“Baltimore County has a lot of residents who enjoy the BSO,” she said. “I had no idea their fiscal problems were this serious. If they’re losing money every time they open the door, that’s a problem. We need to see the BSO propose some solutions for how they're going to fix this structural problem going forward.”
State Sen. Bill Ferguson, a Baltimore Democrat, said the announcement caught him “off guard.”
“I knew the institution was struggling.
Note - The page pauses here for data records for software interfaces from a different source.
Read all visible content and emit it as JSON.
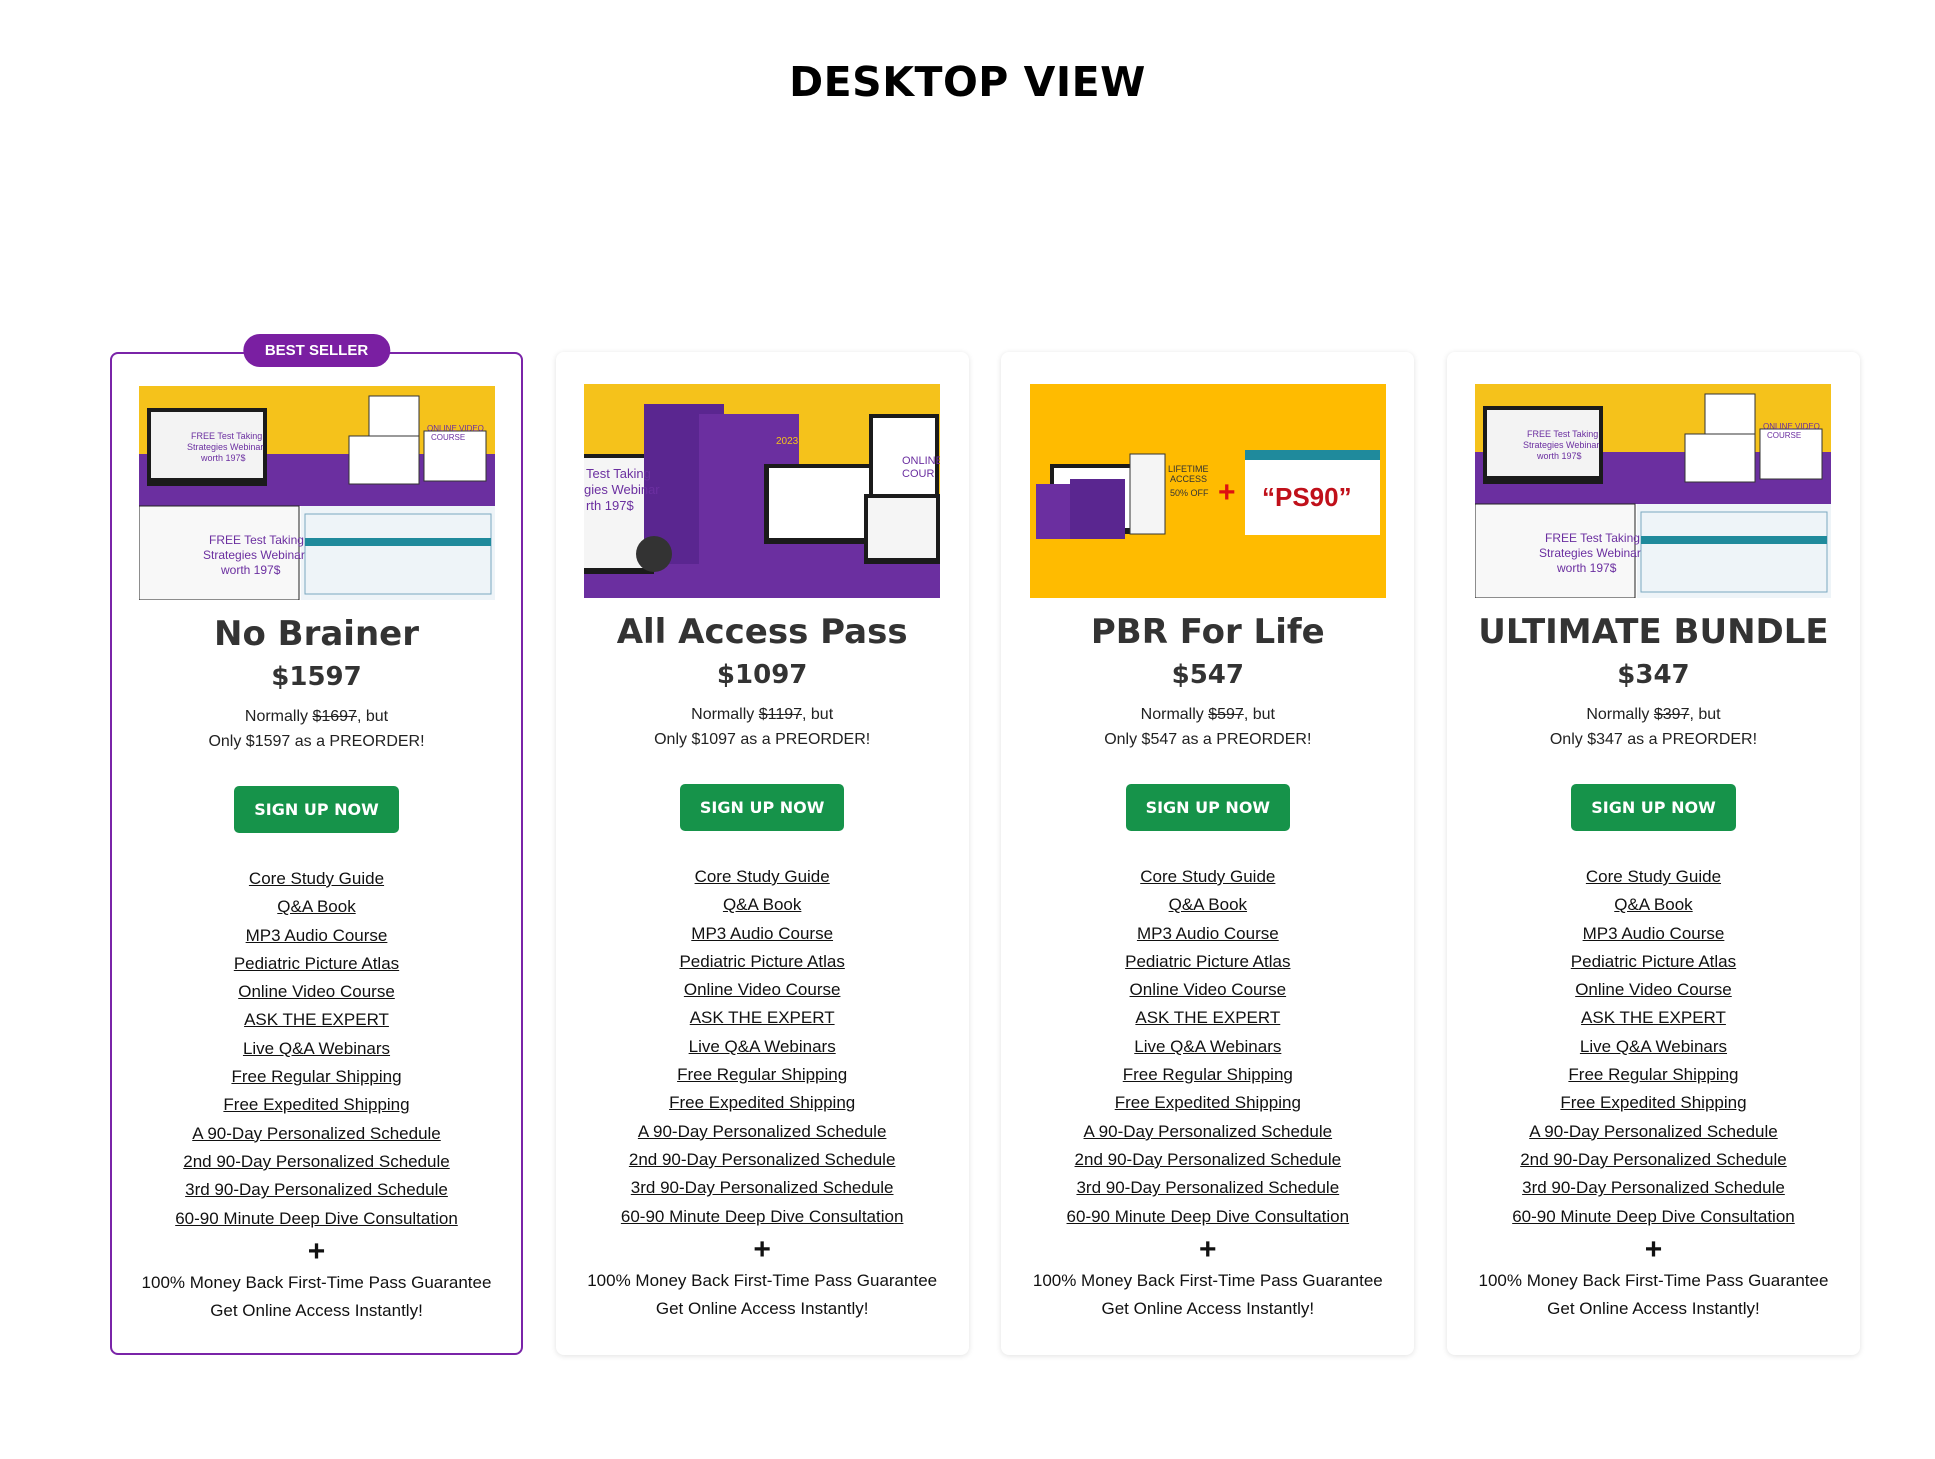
{
  "page": {
    "title": "DESKTOP VIEW"
  },
  "plans": [
    {
      "badge": "BEST SELLER",
      "name": "No Brainer",
      "price": "$1597",
      "normally_prefix": "Normally ",
      "normal_price": "$1697",
      "normally_suffix": ", but",
      "preorder_note": "Only $1597 as a PREORDER!",
      "cta": "SIGN UP NOW",
      "features": [
        "Core Study Guide",
        "Q&A Book",
        "MP3 Audio Course ",
        "Pediatric Picture Atlas",
        "Online Video Course",
        "ASK THE EXPERT",
        "Live Q&A Webinars",
        "Free Regular Shipping",
        "Free Expedited Shipping",
        "A 90-Day Personalized Schedule",
        "2nd 90-Day Personalized Schedule",
        "3rd 90-Day Personalized Schedule",
        "60-90 Minute Deep Dive Consultation"
      ],
      "plus": "+",
      "guarantee": "100% Money Back First-Time Pass Guarantee",
      "access": "Get Online Access Instantly!",
      "image_text": [
        "FREE Test Taking",
        "Strategies Webinar",
        "worth 197$",
        "ONLINE VIDEO",
        "COURSE"
      ]
    },
    {
      "name": "All Access Pass",
      "price": "$1097",
      "normally_prefix": "Normally ",
      "normal_price": "$1197",
      "normally_suffix": ", but",
      "preorder_note": "Only $1097 as a PREORDER!",
      "cta": "SIGN UP NOW",
      "features": [
        "Core Study Guide",
        "Q&A Book",
        "MP3 Audio Course ",
        "Pediatric Picture Atlas",
        "Online Video Course",
        "ASK THE EXPERT",
        "Live Q&A Webinars",
        "Free Regular Shipping",
        "Free Expedited Shipping",
        "A 90-Day Personalized Schedule",
        "2nd 90-Day Personalized Schedule",
        "3rd 90-Day Personalized Schedule",
        "60-90 Minute Deep Dive Consultation"
      ],
      "plus": "+",
      "guarantee": "100% Money Back First-Time Pass Guarantee",
      "access": "Get Online Access Instantly!",
      "image_text": [
        "Test Taking",
        "gies Webinar",
        "rth 197$",
        "2023",
        "ONLINE V",
        "COUR"
      ]
    },
    {
      "name": "PBR For Life",
      "price": "$547",
      "normally_prefix": "Normally ",
      "normal_price": "$597",
      "normally_suffix": ", but",
      "preorder_note": "Only $547 as a PREORDER!",
      "cta": "SIGN UP NOW",
      "features": [
        "Core Study Guide",
        "Q&A Book",
        "MP3 Audio Course ",
        "Pediatric Picture Atlas",
        "Online Video Course",
        "ASK THE EXPERT",
        "Live Q&A Webinars",
        "Free Regular Shipping",
        "Free Expedited Shipping",
        "A 90-Day Personalized Schedule",
        "2nd 90-Day Personalized Schedule",
        "3rd 90-Day Personalized Schedule",
        "60-90 Minute Deep Dive Consultation"
      ],
      "plus": "+",
      "guarantee": "100% Money Back First-Time Pass Guarantee",
      "access": "Get Online Access Instantly!",
      "image_text": [
        "LIFETIME",
        "ACCESS",
        "50% OFF",
        "+",
        "“PS90”"
      ]
    },
    {
      "name": "ULTIMATE BUNDLE",
      "price": "$347",
      "normally_prefix": "Normally ",
      "normal_price": "$397",
      "normally_suffix": ", but",
      "preorder_note": "Only $347 as a PREORDER!",
      "cta": "SIGN UP NOW",
      "features": [
        "Core Study Guide",
        "Q&A Book",
        "MP3 Audio Course ",
        "Pediatric Picture Atlas",
        "Online Video Course",
        "ASK THE EXPERT",
        "Live Q&A Webinars",
        "Free Regular Shipping",
        "Free Expedited Shipping",
        "A 90-Day Personalized Schedule",
        "2nd 90-Day Personalized Schedule",
        "3rd 90-Day Personalized Schedule",
        "60-90 Minute Deep Dive Consultation"
      ],
      "plus": "+",
      "guarantee": "100% Money Back First-Time Pass Guarantee",
      "access": "Get Online Access Instantly!",
      "image_text": [
        "FREE Test Taking",
        "Strategies Webinar",
        "worth 197$",
        "ONLINE VIDEO",
        "COURSE"
      ]
    }
  ],
  "colors": {
    "purple": "#7a1fa2",
    "green": "#16934a",
    "yellow": "#f5c21b",
    "banner_purple": "#6b2fa0"
  }
}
I did not understand the immediacy of the crisis,” Ferguson said. “It’s a worst-case scenario for an institution that symbolizes Baltimore’s great cultural heart.”
Ferguson said he hopes it’s a wake-up call for Baltimoreans and those in the surrounding suburbs to support cultural institutions in the city.
“The BSO is unfortunately a canary in the coal mine for other cultural institutions in the city that are struggling amid the tumult the city is facing,” Ferguson said.
He noted the good work the orchestra does in the community through its OrchKids program.
“The arts are often seen as a luxury good,” he said. “I’m concerned about the long-term impacts of whether the symphony can grown by shrinking.”
Before Thursday night’s concert, four protesters standing in front of the Meyerhoff Symphony Hall attracted the attention of the crowd. They carried signs reading “Keep the BSO world class” and “BSO Management Don’t Stop the Music.” Three of the four study music with BSO musicians.
Kara Poling, 17, of Baltimore said she was “devastated” by the cancellation of the summer season, especially since the BSO was poised to receive funding.
John Jay Bonstingl, 73, of Columbia was not among the protesters. He has been a subscriber for more than 35 years but said he would consider not renewing his subscription in light of the cuts.
“I’m just so absolutely, utterly disgusted,” he said. “This is a slap in the face to the subscribers, to the musicians and to the whole state of Maryland.”
The symphony will perform the remainder of its subscription season, which includes:
- Beethoven “Emperor” Concerto — Thursday through Sunday.
- Mahler Symphony No. 9 — June 7-9.
- Movie with Orchestra: “West Side Story” — June 13-16.
The BSO said the following summer concerts will be canceled:
- New Music Festival — June 20-22.
- Oregon Ridge Star-Spangled Spectacular — July 3.
- Leslie Odom Jr. — July 5.
- “Harry Potter” film with orchestra — July 11-13.
- BSO performance at Artscape — July 19.
- Cirque Dances — July 26-27.
The BSO’s ticket office will contact patrons with tickets to any of the summer concerts listed above within three weeks to process refunds or exchanges.
The BSO said it will resume concerts in September.